▸ **YOUR OBJECTIVE**:
Go through the data and retrieve each line that includes the string "переменные".

▸ **DATA**:

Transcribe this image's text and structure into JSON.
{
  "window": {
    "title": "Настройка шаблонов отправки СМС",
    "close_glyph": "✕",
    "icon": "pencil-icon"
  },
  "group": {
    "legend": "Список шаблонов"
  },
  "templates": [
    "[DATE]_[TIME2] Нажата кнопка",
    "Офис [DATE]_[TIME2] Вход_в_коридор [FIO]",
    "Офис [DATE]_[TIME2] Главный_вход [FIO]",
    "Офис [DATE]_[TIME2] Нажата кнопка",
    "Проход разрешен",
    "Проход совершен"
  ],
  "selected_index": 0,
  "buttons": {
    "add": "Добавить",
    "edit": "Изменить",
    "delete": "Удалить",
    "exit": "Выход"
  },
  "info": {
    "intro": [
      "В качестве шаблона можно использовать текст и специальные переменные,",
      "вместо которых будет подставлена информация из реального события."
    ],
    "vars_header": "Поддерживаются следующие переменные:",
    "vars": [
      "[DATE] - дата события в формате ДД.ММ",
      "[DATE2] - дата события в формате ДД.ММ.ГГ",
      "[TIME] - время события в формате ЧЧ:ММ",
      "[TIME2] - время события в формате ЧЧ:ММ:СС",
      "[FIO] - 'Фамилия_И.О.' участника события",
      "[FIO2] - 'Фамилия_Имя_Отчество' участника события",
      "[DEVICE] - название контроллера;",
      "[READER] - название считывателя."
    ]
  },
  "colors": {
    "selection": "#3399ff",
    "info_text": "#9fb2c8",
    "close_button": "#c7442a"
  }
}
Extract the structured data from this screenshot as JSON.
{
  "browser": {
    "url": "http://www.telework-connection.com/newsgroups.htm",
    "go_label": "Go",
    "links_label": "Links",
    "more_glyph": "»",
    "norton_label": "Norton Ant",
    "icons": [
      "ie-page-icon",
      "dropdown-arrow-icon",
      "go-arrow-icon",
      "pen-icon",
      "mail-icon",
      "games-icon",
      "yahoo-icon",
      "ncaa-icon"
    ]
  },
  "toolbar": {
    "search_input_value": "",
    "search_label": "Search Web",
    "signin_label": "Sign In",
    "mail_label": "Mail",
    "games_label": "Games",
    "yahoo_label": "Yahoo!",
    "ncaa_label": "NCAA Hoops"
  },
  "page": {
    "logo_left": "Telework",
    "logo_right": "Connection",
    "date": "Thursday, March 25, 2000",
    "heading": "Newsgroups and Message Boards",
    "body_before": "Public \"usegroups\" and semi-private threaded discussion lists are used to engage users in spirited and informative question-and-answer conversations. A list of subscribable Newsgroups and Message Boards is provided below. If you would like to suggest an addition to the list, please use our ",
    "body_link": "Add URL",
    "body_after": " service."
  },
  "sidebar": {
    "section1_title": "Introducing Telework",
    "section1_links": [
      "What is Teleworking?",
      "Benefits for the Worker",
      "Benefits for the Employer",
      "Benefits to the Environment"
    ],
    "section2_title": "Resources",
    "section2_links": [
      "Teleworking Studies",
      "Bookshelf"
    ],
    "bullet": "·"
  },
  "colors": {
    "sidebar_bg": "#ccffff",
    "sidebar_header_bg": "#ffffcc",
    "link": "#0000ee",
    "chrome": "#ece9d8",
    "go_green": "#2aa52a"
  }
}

▸ **RESULT OF THIS TASK**:
      "В качестве шаблона можно использовать текст и специальные переменные,",
    "vars_header": "Поддерживаются следующие переменные:",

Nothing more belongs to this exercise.